The Big Sick follows a tumultuous relationship between Emily (Kazan), a young American psychologist, and Kumail (Nanjiani), an aspiring standup from Pakistan, who’s relationship is tested when Emily suffers from a potentially fatal disease. It’s not the story, but the dialogue that makes the film work so well; it’s an awkward, uncomfortably real film, and the film’s depiction of cultural differences and family drama feel real.

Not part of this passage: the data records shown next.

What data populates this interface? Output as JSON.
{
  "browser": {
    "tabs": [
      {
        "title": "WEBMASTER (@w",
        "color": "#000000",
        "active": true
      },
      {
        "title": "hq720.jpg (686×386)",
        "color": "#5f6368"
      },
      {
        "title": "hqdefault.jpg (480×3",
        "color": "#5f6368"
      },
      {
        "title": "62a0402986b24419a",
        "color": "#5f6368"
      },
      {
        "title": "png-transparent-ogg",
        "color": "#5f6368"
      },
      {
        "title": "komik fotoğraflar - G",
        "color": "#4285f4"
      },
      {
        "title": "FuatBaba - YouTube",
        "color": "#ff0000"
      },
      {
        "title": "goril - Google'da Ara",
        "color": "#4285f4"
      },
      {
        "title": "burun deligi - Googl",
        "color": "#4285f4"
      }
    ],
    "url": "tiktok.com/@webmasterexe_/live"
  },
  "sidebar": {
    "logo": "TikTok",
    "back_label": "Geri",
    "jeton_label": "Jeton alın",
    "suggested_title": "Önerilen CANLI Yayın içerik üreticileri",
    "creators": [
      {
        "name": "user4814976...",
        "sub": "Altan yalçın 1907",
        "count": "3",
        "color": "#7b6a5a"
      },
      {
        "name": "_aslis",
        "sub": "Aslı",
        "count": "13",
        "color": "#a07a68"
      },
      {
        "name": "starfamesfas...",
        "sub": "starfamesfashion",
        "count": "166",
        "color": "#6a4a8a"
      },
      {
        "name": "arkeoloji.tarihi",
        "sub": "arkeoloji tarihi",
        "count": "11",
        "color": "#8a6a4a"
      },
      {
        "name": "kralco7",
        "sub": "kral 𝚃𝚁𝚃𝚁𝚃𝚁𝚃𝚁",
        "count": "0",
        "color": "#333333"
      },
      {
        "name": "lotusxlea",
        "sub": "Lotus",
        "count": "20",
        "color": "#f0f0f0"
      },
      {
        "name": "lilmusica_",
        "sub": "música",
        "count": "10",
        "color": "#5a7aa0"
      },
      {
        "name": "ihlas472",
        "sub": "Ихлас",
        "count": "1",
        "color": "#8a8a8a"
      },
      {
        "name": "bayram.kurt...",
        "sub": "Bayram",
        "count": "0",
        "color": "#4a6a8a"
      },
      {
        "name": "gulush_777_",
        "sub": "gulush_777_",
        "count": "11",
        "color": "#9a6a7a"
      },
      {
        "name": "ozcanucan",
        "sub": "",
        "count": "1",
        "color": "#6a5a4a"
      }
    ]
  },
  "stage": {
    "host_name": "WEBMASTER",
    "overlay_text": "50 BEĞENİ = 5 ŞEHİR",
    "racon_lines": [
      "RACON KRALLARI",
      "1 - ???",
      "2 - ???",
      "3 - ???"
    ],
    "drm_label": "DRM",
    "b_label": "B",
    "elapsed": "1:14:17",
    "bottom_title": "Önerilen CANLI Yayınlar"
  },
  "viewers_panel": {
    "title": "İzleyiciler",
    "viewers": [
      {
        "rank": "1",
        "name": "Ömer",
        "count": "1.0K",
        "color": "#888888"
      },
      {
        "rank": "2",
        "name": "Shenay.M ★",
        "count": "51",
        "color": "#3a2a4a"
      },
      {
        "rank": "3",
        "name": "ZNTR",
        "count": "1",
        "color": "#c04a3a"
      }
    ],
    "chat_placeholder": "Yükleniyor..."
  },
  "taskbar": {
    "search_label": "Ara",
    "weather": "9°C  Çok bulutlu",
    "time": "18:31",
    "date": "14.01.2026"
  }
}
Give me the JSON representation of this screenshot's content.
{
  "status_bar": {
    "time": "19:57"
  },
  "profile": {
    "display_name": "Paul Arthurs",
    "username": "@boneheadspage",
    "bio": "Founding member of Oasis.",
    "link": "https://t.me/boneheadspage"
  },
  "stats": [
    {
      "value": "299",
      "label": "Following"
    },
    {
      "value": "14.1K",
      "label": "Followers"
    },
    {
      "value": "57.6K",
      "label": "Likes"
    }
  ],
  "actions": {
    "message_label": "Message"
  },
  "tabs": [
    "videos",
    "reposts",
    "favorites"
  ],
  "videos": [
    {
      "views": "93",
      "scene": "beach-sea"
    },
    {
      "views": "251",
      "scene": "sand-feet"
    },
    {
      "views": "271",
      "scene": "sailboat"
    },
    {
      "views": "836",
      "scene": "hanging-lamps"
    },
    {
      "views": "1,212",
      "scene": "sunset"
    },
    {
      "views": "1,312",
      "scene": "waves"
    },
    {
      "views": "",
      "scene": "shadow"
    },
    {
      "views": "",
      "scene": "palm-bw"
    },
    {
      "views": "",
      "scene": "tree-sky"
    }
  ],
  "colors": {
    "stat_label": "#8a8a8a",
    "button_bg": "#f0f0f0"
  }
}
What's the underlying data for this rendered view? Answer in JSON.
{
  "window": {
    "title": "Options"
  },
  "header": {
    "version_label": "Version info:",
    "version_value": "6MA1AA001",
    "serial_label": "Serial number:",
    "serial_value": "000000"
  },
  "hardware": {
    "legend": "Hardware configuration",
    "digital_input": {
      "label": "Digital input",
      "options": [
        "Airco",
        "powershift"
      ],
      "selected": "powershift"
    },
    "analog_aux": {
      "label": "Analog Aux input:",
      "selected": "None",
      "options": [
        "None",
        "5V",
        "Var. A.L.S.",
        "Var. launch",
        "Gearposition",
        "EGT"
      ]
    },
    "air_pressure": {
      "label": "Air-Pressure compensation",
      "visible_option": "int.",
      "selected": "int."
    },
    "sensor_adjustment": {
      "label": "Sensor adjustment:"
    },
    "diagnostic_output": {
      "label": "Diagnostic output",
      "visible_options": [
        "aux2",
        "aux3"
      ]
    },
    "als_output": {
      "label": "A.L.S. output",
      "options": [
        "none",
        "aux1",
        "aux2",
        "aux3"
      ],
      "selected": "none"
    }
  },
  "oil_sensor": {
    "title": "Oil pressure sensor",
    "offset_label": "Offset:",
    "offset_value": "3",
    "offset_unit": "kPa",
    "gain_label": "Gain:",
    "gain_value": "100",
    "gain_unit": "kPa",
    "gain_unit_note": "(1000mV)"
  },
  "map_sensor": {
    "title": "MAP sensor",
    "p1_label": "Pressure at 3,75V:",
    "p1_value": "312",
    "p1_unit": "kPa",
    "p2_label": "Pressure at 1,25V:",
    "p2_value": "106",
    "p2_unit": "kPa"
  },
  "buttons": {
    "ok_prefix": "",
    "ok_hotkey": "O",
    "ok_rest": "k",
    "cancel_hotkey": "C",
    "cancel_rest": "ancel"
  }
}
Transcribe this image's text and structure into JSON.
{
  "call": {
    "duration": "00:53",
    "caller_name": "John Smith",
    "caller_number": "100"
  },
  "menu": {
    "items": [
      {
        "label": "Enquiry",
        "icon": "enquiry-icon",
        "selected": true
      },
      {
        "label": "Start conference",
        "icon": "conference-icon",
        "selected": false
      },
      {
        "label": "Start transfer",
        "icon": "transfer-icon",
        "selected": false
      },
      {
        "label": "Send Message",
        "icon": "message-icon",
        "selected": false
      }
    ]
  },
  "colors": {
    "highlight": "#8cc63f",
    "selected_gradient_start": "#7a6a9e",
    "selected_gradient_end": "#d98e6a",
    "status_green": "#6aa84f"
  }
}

While there’s not a ton of “laugh out loud” moments in the film, there doesn’t neccessarily have to be; it’s the chemistry of the actors, and Nanjiani’s strength as a lead that make the film so charming. While the film’s two hours are a drag at point, specifically the last act’s repetitive emotional beats, there are moments that are genuinely moving. I can’t say if there’s a longevity to the film, or if it will necessarily work for everyone, but I also can’t deny that the impact the film left on me. Grade: B+